By Genoa Barrow | OBSERVER Senior Staff Writer
The Sacramento Grand Jury investigating Sacramento County’s use of federal COVID-19 funds has validated Dr. Olivia Kasirye, the Black woman who has led the region’s pandemic response.
The Grand Jury has found that the Sacramento County Board of Supervisors “abandoned the Public Health Office as COVID-19 emergency engulfed Sacramento.” Following a nearly year-long secret investigation, the Grand Jury concluded that the Sacramento County Board of Supervisors “made questionable and opaque maneuvers that skirted the intent of the CARES Act, to the benefit of County coffers and with scant regard for the needs of its citizens.”
As first reported by the Sacramento OBSERVER, the County Board of Supervisors allowed then County Executive Nav Gill to give $132.86 million of its federal pandemic response funds for payroll for public health and safety employees, with the Sheriff’s Department receiving 78%, $104.2 million, of that money. The OBSERVER obtained documents from a whistleblower back in 2020 that detailed the spending.
“An extensive investigation into the handling of the COVID-19 crisis by the Sacramento County Office of Public Health (OPH) has led the Grand Jury to find that the County Board of Supervisors ignored its Public Health Officer for five months before finally engaging in any sort of dialogue regarding the County’s COVID-19 activities and its impact on County residents,” reads a statement released earlier this month.

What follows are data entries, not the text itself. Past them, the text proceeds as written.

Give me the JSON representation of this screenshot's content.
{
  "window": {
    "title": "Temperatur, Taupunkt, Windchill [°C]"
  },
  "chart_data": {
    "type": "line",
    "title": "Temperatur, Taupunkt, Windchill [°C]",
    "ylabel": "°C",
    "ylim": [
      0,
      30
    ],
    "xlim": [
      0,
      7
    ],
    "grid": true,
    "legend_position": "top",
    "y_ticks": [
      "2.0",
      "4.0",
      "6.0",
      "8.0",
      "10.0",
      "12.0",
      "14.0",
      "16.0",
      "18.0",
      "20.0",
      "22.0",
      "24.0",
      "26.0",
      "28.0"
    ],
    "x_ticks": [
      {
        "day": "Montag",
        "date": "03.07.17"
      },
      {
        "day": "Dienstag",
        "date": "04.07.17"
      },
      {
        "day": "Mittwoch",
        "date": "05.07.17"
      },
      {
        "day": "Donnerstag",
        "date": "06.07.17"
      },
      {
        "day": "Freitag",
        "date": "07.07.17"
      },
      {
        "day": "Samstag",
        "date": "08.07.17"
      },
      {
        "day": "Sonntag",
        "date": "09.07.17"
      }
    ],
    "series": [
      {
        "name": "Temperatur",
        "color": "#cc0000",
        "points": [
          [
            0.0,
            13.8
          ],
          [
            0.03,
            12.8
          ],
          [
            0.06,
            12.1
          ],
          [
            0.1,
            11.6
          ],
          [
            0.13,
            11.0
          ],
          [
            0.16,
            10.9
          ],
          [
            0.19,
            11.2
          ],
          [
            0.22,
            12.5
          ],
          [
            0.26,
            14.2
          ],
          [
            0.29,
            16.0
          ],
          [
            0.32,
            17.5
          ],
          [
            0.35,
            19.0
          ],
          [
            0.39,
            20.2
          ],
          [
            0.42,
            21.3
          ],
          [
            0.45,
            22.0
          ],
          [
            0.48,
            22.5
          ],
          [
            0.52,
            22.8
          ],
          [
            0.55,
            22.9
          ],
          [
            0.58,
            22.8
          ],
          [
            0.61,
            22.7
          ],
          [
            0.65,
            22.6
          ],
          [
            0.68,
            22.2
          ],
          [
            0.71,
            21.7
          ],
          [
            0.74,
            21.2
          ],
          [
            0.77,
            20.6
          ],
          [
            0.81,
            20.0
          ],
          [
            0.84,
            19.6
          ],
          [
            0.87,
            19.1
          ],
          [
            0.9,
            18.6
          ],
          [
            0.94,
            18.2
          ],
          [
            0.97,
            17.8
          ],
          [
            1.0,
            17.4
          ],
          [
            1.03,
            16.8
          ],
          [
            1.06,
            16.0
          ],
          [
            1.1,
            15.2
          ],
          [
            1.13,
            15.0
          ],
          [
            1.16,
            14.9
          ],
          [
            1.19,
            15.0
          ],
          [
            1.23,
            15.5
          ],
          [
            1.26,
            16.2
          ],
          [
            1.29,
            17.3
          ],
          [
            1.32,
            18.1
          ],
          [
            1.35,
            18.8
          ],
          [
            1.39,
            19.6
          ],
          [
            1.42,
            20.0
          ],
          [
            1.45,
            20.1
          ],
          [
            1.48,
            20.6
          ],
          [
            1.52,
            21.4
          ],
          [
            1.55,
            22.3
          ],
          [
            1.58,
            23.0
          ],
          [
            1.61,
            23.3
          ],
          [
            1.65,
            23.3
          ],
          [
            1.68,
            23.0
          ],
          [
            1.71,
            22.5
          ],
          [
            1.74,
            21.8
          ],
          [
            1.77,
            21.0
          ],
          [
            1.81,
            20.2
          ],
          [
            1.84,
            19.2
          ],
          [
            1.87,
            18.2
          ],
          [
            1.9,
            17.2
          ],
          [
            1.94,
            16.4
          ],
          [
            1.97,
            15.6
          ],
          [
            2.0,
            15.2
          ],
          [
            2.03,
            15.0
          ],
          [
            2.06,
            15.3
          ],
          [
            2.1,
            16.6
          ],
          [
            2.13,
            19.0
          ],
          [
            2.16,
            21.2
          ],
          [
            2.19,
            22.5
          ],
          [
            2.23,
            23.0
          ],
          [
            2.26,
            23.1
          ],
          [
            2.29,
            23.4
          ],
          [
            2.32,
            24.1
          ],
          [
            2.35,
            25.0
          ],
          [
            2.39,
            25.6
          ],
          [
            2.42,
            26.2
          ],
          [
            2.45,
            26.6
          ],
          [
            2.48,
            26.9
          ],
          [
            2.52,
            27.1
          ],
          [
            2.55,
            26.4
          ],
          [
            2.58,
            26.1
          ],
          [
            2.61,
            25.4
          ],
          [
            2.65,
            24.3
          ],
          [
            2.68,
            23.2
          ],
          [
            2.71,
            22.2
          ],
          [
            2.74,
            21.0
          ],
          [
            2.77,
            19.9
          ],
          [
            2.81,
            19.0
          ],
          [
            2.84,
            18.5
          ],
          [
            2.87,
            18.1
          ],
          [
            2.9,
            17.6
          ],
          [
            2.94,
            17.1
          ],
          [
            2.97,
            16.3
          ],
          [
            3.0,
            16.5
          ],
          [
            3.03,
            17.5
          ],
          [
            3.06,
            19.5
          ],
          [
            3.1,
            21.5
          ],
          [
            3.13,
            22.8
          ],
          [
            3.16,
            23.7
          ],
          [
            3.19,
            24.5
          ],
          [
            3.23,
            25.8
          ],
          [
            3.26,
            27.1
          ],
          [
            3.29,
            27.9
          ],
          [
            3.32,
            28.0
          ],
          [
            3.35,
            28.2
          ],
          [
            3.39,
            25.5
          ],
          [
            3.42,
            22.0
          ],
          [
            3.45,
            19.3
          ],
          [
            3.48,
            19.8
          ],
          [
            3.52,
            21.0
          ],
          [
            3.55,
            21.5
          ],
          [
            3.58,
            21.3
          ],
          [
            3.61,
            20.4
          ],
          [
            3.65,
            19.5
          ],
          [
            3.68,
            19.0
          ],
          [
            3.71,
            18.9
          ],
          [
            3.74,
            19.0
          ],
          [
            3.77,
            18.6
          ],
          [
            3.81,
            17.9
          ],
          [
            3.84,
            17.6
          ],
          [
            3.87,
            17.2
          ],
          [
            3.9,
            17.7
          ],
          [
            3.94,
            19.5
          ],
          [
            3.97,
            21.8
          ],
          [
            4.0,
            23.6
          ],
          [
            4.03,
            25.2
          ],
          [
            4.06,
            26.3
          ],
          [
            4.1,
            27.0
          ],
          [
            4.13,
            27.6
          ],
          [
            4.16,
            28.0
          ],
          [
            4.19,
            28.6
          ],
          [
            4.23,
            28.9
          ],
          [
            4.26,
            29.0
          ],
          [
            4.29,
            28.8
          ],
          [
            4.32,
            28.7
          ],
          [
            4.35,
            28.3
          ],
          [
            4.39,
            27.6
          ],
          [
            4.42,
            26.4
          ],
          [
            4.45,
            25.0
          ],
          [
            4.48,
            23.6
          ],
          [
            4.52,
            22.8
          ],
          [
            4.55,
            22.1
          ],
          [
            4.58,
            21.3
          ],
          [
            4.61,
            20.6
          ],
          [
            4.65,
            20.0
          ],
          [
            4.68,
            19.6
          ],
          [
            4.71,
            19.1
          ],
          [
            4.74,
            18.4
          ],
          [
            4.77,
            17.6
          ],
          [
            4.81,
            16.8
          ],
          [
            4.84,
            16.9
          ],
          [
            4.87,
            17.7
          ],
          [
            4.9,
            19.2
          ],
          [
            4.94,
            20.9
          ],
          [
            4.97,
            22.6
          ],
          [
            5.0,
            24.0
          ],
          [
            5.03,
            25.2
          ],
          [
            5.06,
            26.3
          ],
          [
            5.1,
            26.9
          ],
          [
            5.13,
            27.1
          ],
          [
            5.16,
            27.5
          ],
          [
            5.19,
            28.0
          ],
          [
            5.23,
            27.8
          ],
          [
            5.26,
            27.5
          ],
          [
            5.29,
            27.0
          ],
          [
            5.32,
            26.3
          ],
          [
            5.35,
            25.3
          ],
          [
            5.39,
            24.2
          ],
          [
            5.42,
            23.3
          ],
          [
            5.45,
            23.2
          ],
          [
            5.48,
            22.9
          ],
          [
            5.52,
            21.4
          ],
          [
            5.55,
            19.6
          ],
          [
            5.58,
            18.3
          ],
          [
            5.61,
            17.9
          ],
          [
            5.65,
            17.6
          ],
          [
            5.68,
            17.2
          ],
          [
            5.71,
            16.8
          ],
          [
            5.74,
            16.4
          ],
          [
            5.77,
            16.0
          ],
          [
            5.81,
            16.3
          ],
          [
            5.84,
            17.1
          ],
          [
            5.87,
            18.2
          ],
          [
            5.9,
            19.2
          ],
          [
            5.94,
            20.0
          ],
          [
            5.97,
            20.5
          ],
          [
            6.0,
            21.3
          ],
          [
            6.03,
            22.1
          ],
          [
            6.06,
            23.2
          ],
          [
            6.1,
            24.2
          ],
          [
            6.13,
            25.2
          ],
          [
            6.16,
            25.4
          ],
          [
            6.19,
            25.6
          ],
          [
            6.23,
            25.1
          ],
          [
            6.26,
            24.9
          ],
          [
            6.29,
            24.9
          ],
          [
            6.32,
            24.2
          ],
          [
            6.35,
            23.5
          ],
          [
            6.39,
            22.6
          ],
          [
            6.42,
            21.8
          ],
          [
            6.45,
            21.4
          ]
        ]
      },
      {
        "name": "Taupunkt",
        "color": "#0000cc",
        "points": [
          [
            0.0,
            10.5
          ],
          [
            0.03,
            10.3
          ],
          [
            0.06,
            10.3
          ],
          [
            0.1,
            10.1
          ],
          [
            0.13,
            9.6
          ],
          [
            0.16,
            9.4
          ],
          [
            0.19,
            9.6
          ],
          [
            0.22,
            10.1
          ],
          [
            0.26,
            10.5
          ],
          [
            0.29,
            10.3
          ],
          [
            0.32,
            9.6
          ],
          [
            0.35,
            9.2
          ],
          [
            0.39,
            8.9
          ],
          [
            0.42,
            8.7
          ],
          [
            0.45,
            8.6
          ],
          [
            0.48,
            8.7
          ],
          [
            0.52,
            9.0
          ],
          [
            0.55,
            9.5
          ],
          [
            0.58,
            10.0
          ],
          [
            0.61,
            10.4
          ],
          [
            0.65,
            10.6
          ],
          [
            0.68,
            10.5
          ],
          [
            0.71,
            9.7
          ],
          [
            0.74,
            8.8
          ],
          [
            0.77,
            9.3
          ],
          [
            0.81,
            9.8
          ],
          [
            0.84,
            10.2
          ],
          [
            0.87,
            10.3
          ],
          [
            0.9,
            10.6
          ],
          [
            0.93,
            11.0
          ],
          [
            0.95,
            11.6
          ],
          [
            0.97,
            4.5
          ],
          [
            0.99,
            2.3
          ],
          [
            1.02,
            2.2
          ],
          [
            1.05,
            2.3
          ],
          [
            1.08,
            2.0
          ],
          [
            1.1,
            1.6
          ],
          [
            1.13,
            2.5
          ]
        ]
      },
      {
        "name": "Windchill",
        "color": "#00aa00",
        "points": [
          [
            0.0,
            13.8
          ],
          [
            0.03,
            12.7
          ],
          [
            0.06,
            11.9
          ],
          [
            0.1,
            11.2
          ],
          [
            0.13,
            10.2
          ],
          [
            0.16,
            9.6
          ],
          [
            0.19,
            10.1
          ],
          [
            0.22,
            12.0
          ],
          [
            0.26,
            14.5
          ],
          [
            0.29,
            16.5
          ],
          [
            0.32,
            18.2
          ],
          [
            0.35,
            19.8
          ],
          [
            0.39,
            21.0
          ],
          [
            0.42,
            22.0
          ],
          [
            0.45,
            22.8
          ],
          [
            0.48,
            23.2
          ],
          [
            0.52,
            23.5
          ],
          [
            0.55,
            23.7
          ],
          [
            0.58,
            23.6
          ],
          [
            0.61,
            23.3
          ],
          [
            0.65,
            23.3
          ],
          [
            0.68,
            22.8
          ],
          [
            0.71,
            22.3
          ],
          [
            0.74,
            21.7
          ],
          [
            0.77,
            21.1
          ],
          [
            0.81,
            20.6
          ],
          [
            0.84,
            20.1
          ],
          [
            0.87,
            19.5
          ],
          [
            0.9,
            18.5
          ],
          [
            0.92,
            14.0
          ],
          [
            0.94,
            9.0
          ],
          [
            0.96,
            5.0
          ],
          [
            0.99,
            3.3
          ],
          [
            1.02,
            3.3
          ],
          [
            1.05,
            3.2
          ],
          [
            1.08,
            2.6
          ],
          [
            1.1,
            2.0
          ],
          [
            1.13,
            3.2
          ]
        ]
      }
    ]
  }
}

Being well-versed in public health crises like ebola and the H1N1 flu of 2009, Public Health Officer Kasirye responded immediately when the current coronavirus pandemic hit in early 2020 and continually sought the funds and support to protect County residents.
“Despite asking for assistance early on, Public Health Officer Dr. Olivia Kasirye was
allowed to appear before the County Supervisors only after Board members received a confidential email from Dr. Kasirye,” the Grand Jury’s statement reads. “The Board’s apathy during the most significant public health emergency in over a century, one that impacted every resident of Sacramento County, delayed needed OPH program funding and undercut public health order enforcement.”
During August 2020 board meetings, Gill repeatedly maintained that “anything (departments) asked for they got.” He practically dared Dr. Kasirye to contradict him.
Kasirye stood her ground and remained adamant that her department needed more funds to respond to the continued pandemic, which was forecasted to still be making an impact well into 2021. That was before the Delta and Omicron variants wreaked havoc. In documents obtained by The OBSERVER, Dr. Kasirye originally requested $90 million for public health costs related to COVID-19.
Needs included laboratory operations support, personal protective equipment, two vehicles for pop-up COVID-19 testing, a strike team that would conduct mass testing in congregate settings like nursing homes and other areas where outbreaks have occurred; paying for eight laboratory technicians and four microbiologists needed to process tests including on evenings and weekends to meet the demand; paying for four epidemiologists to conduct data analysis and monitor vulnerable populations; and paying for four health educators to help with community outreach efforts.
Dr. Kasirye said the process for the first request from Gill’s committee to submit what their needs were was “unclear” and they continued to get mixed messages and erroneous information about requesting funds. She and then-County Health Director Dr. Peter Beilensen were forced to repeatedly ask the Board of Supervisors for more money in piecemeal fashion.
Dr. Kasirye was among those who filed several lawsuits against Gill, who was ultimately made to step down from his position after the Board of Supervisors issued a vote of no confidence against him in light of the CARES Act funding scandal. While she didn’t want the details of the lawsuit played out publicly, Dr. Kasirye did issue a statement at the time.
“Nav Gill made it clear to me from the beginning of this pandemic that he was not pleased with my request to declare a Health Emergency. From then on, through intimidation and manipulation, he created blocks at every step in issuing Health Officer Orders,” she said. “He withheld resources despite our multiple requests for funding, and sought to silence me and alienate me. All this caused me a lot of anxiety, and were it not for support from the Public Health staff and County Counsel, I would not have been able to do my job.”
Foreperson Deanna Hanson said the Grand Jury was dumbfounded that the County Board of Supervisors seemed completely disconnected from the Office of Public Health in the midst of the pandemic crisis.
The Grand Jury is recommending that the County Board of Supervisors, Gill’s successor Anne Edwards, and the County Office of Public Health jointly develop a public health emergency response plan that will aid in the implementation of future public health orders and best ensure the safety of Sacramento County residents.
Dr. Kasirye previously told The OBSERVER that it was hard for her, her staff and volunteers to face people’s vitriol about the pandemic, the restrictive mandates and vaccination. Getting blocked by County officials, who were supposed to be on the same team, had to be crushing. However, she “went high” and remained focused.
“What I have found is that people do respect the office that I hold, regardless of what other thoughts they might have about me,” she said. “So what I always remind myself is that the important thing is the words and the advice that I provide, always trying to make sure that I provide good information, always trying to show that I’m doing my best to take care of the communities that I’m responsible for.”